A journey always begins from a specific location, even if the destination isn’t yet decided.
Although, for the time being, I am not giving energy to church-in-general, I have disengaged from a very specific strand of the Christian tradition, the Anglican expression as embodied in both the Episcopal Church (USA) and the Church of England. If I had t locate myself somewhere on the very broad spectrum that tradition embraces, it would probably be about 3/4 of the way between center and liberal. So, it isn’t, as I said earlier, about having escaped a mind-controlling cult or extremely conservative and exclusionary Christian denomination.
There is much to be praised in Anglican Christianity–and I have spent much of the last twenty years studying the tradition, writing about it, teaching it, and trying to do what I can to advance it and help it prosper. Of the Protestant traditions, it is the one where I find myself most at home.

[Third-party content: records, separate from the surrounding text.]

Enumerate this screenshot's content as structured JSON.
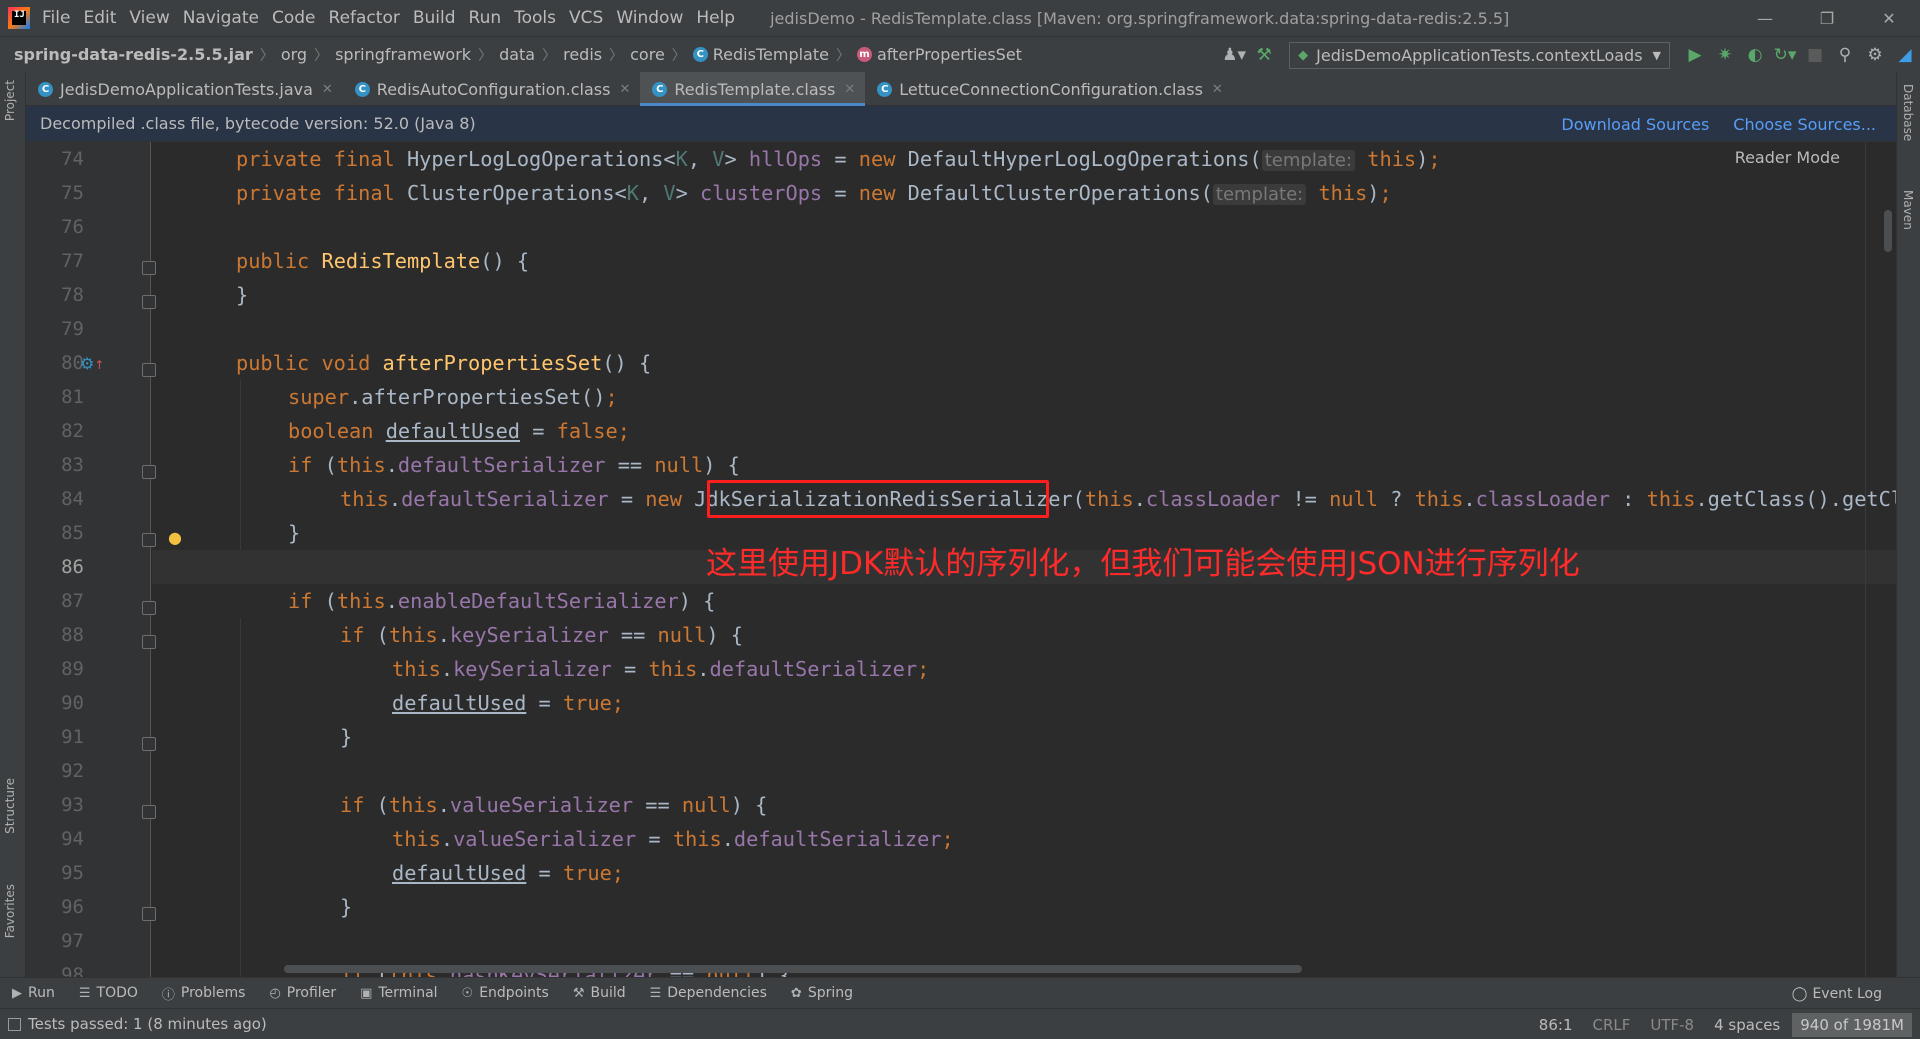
{
  "menubar": {
    "items": [
      "File",
      "Edit",
      "View",
      "Navigate",
      "Code",
      "Refactor",
      "Build",
      "Run",
      "Tools",
      "VCS",
      "Window",
      "Help"
    ],
    "title": "jedisDemo - RedisTemplate.class [Maven: org.springframework.data:spring-data-redis:2.5.5]"
  },
  "breadcrumb": {
    "items": [
      "spring-data-redis-2.5.5.jar",
      "org",
      "springframework",
      "data",
      "redis",
      "core",
      "RedisTemplate",
      "afterPropertiesSet"
    ]
  },
  "run_config": {
    "label": "JedisDemoApplicationTests.contextLoads"
  },
  "tabs": [
    {
      "label": "JedisDemoApplicationTests.java"
    },
    {
      "label": "RedisAutoConfiguration.class"
    },
    {
      "label": "RedisTemplate.class"
    },
    {
      "label": "LettuceConnectionConfiguration.class"
    }
  ],
  "banner": {
    "text": "Decompiled .class file, bytecode version: 52.0 (Java 8)",
    "download": "Download Sources",
    "choose": "Choose Sources..."
  },
  "reader_mode": "Reader Mode",
  "side_tabs": {
    "project": "Project",
    "structure": "Structure",
    "favorites": "Favorites",
    "database": "Database",
    "maven": "Maven"
  },
  "line_numbers": [
    "74",
    "75",
    "76",
    "77",
    "78",
    "79",
    "80",
    "81",
    "82",
    "83",
    "84",
    "85",
    "86",
    "87",
    "88",
    "89",
    "90",
    "91",
    "92",
    "93",
    "94",
    "95",
    "96",
    "97",
    "98"
  ],
  "current_line": "86",
  "annotation": "这里使用JDK默认的序列化，但我们可能会使用JSON进行序列化",
  "hints": {
    "template": "template:"
  },
  "toolwindows": [
    "Run",
    "TODO",
    "Problems",
    "Profiler",
    "Terminal",
    "Endpoints",
    "Build",
    "Dependencies",
    "Spring"
  ],
  "event_log": "Event Log",
  "status": {
    "message": "Tests passed: 1 (8 minutes ago)",
    "position": "86:1",
    "line_sep": "CRLF",
    "encoding": "UTF-8",
    "indent": "4 spaces",
    "memory": "940 of 1981M"
  }
}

It has a history of intellectual vibrancy and concern for the wider world that, for me, represents the best of what Christianity can be and do.
I am particularly influenced by William Temple, perhaps the greatest Archbishop of Canterbury to appear during the twentieth century, and one of the tradition’s leading lights. I am possibly one of the leading scholars on Temple’s thought who is still alive and of pre-retirement age. I get a couple of emails a month concerning the work I have done on that topic, and am pleased (mostly) that people occasionally ask about his work. I wish there were more, and I wish the quality of their inquiries was better than the Episcopal Church Meme on Facebook that ‘quotes’ Temple, but with the most famous thing he never said.
But, my life with Anglican Christianity has become a relationship that does not, at this point, flow both ways–it may never have done so. I’ve tried, as a layperson who earned a degree in one of our denominational seminaries, and then went on for a doctorate in theology at a large Catholic university, to offer what I have been told are significant gifts to the church. That’s been rejected or misused for too long. And when relationships cease to be mutual (or you discern they perhaps never were), you separate. There might be a chance to restore the relationship, but the terms the church tends to set (where the leaver ‘repents’ because the failure is entirely on her shoulders) make it less likely.
I have many friends still in the church, and I am glad their relationship with the institution is more satisfying than mine. I hope I can keep my own separation amicable, so that I can continue with these friendships.
The problem is, I want the church to thrive. I don’t see the church wanting the church to thrive. And eventually, no matter how much you love something, you have to give it the freedom to self-destruct if that is what it sincerely wishes to do.